Graham Gudgin has provided the second contribution in the Union 2021 series with significant challenge in its content. His focus is upon economics and Unionism. His analysis seems somewhat tainted by what appears to be negative experiences of the UUP, like most economists he doesn't grasp that a politician has to marry economic necessity with the politically possible and fails to sufficiently acknowledge the steps towards a greater policy focus that have been made. However, this doesn't take away from the fundamentals of his argument.
He stresses the scale of the economic difficulties our region faces:
"This was sustainable during the UK's debt-driven boom, with ever increasing amounts of money flowing into Northern Ireland, but in a post-recession world realities must now be faced. Cuts will reduce public services by 15 percent over five years, economic growth will slow to a trickle and unemployment will rise."
Something I doubt people have yet truly grasped here. He rightly highlights a problem in Northern Ireland's governance that is often overlooked, the bureaucracy:

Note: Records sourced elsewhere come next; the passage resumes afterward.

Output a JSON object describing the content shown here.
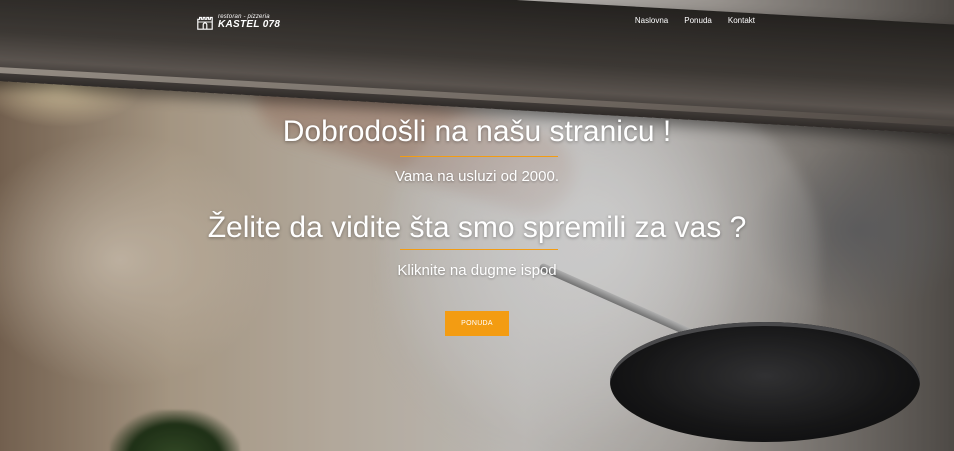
{
  "brand": {
    "tagline": "restoran - pizzeria",
    "name": "KASTEL 078",
    "icon": "castle-icon"
  },
  "nav": {
    "items": [
      {
        "label": "Naslovna"
      },
      {
        "label": "Ponuda"
      },
      {
        "label": "Kontakt"
      }
    ]
  },
  "hero": {
    "title": "Dobrodošli na našu stranicu !",
    "subtitle": "Vama na usluzi od 2000.",
    "title2": "Želite da vidite šta smo spremili za vas ?",
    "subtitle2": "Kliknite na dugme ispod",
    "button_label": "PONUDA"
  },
  "colors": {
    "accent": "#f39c12",
    "text": "#ffffff"
  }
}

"The relevant civil service departments show little desire for radical change and as have allowed their capacity for strategic economic thinking to wither away."

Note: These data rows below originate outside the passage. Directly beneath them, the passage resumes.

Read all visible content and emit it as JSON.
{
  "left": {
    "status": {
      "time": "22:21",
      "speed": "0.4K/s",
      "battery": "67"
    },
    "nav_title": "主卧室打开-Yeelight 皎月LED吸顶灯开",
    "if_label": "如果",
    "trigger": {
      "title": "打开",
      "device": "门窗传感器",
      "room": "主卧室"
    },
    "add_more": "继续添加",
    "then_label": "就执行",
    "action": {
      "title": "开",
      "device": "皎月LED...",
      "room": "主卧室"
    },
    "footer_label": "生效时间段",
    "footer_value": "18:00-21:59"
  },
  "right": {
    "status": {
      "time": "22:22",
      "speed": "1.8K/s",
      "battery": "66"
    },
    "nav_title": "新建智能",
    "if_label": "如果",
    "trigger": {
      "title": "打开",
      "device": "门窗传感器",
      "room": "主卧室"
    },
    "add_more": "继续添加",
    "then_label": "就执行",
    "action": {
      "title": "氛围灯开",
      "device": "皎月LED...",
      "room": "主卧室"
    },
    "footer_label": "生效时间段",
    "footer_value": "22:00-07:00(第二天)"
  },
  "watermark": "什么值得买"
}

Gudgin also does not dimiss Unionist Unity out of hand but grasps its potential for a new departure in Unionism:
"Should the two main unionist parties unite to prevent such a prospect? Only if they could do so around a radical and reformist economic programme."
He concludes that:
"Unionism faces a choice as it looks towards 2021. It can either fight an unsuccessful rearguard action on economic change or it can embrace reforms as part of a modern unionist programme."
But expresses doubts that it will happen, that may be less of a problem than he imagines.